What balances this romanticism out is the grittiness and detail with which he invests his art. Rackham’s illustrations often have a density and gravitas that many of his contemporaries were unable to achieve whilst still maintaining the decorative aspects and sinuous lines that were indicative of the illustration work of the era. Thus, Rackham could shift from a darker mode to a lighter one with ease.
His Christmas illustrations fit into the lighter mode. He made two major contributions to Christmas: one was his illustrations for an edition Charles Dickens’ classic novel A Christmas Carol first published in 1915; the other was work accompanying a 1931 printing of Clement C. Moore’s “‘Twas the Night Before Christmas” (shortened to just “The Night Before Christmas” for the printing.) I particularly like the latter—the illustrations are richly colored, and I enjoy Rackham’s take on Santa as an actual elf-sized being rather than the full-sized human he is normally depicted as. This makes perfect sense for a creature who is able to climb up and down the interiors of chimneys.
Art Passions: Arthur Rackham (There’s a ton of great Rackham art here)
There were two people—both Americans—who were largely responsible for our modern conception of Santa Claus. On of them was Clement C. Moore, whose poem “A Visit from St. Nicholas” (better known as “‘Twas the Night Before Christmas”), was first published in 1823 and is the most recognized American poem of all time. The other was political cartoonist extraordinaire Thomas Nast. He was born in Germany but had migrated to America with his family as a small child. Despite a poor showing education-wise, Nast became a major figure in American politics via his cutting wit and powerful imagery, which often had a sticking power that modern political cartoonists can only envy. It was Nast who created the donkey and elephant as symbols of the Democratic and Republican Parties respectively, for example, and his cartoons were of such persuasive power that Boss Tweed actually attempted to bribe the Harper’s Weekly artist with a half million dollars to leave him alone!
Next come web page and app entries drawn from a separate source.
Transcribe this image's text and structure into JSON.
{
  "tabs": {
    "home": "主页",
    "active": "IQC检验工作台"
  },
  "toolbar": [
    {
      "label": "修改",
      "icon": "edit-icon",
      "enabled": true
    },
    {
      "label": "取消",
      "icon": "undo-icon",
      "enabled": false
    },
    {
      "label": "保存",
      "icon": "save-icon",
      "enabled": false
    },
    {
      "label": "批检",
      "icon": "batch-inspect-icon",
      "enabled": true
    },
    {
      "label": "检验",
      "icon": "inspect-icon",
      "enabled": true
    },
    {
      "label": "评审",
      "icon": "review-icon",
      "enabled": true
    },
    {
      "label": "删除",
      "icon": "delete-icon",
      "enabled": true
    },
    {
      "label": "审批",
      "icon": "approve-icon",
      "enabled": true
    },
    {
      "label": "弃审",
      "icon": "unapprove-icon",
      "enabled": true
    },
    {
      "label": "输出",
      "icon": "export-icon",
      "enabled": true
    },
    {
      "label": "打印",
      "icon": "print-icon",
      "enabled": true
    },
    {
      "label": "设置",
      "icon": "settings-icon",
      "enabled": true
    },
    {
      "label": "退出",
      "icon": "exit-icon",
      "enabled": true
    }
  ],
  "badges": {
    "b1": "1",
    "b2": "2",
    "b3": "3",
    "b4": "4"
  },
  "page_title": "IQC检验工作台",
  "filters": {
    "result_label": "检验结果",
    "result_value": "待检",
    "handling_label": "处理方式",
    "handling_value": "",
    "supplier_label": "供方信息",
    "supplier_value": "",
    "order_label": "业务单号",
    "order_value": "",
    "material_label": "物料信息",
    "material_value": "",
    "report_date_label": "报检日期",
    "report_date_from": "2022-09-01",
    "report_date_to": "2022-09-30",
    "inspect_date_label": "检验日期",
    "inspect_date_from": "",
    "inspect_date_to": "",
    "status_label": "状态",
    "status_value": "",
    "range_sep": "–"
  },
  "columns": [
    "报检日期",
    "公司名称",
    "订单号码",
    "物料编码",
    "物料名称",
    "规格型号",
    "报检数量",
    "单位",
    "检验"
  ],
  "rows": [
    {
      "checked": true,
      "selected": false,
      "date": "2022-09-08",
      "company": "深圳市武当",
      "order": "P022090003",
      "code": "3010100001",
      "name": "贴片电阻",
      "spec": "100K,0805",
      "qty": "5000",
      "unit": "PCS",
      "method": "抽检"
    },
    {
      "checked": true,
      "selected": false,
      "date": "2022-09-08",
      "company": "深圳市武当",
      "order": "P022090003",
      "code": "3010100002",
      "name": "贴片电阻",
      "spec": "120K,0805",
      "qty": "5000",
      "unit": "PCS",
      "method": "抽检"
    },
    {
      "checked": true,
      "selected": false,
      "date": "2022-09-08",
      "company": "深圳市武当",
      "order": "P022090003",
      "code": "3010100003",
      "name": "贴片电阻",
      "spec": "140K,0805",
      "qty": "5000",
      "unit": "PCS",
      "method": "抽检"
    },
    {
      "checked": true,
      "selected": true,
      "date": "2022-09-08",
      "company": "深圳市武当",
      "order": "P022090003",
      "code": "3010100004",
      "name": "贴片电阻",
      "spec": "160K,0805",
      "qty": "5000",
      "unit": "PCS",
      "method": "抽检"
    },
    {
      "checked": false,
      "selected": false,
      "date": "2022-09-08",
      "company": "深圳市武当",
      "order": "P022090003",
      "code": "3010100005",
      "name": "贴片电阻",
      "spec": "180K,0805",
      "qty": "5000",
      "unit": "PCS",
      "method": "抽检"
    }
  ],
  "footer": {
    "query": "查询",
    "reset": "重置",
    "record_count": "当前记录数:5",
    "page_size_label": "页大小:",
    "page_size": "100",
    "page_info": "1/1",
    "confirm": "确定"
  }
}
Nast’s version of Santa Claus very much complimented Moore’s. In fact, he clearly drew inspiration from the Moore poem. The cartoonist’s St. Nick was first published in Harper’s Weekly in 1862 and was associated initially with the American Civil War, employed by Nast to bring hope and good cheer to Americans during those dark years. Although his political cartoons could be ruthless, Nast’s Christmas illustrations bore a completely different tone, every bit as elaborately rendered as his political stuff, yet generally warm, joyful and alluring rather than harsh and critical. Nast did other Christmas cartoons as well, but it was his iconic Santa Claus that most resonated with the public.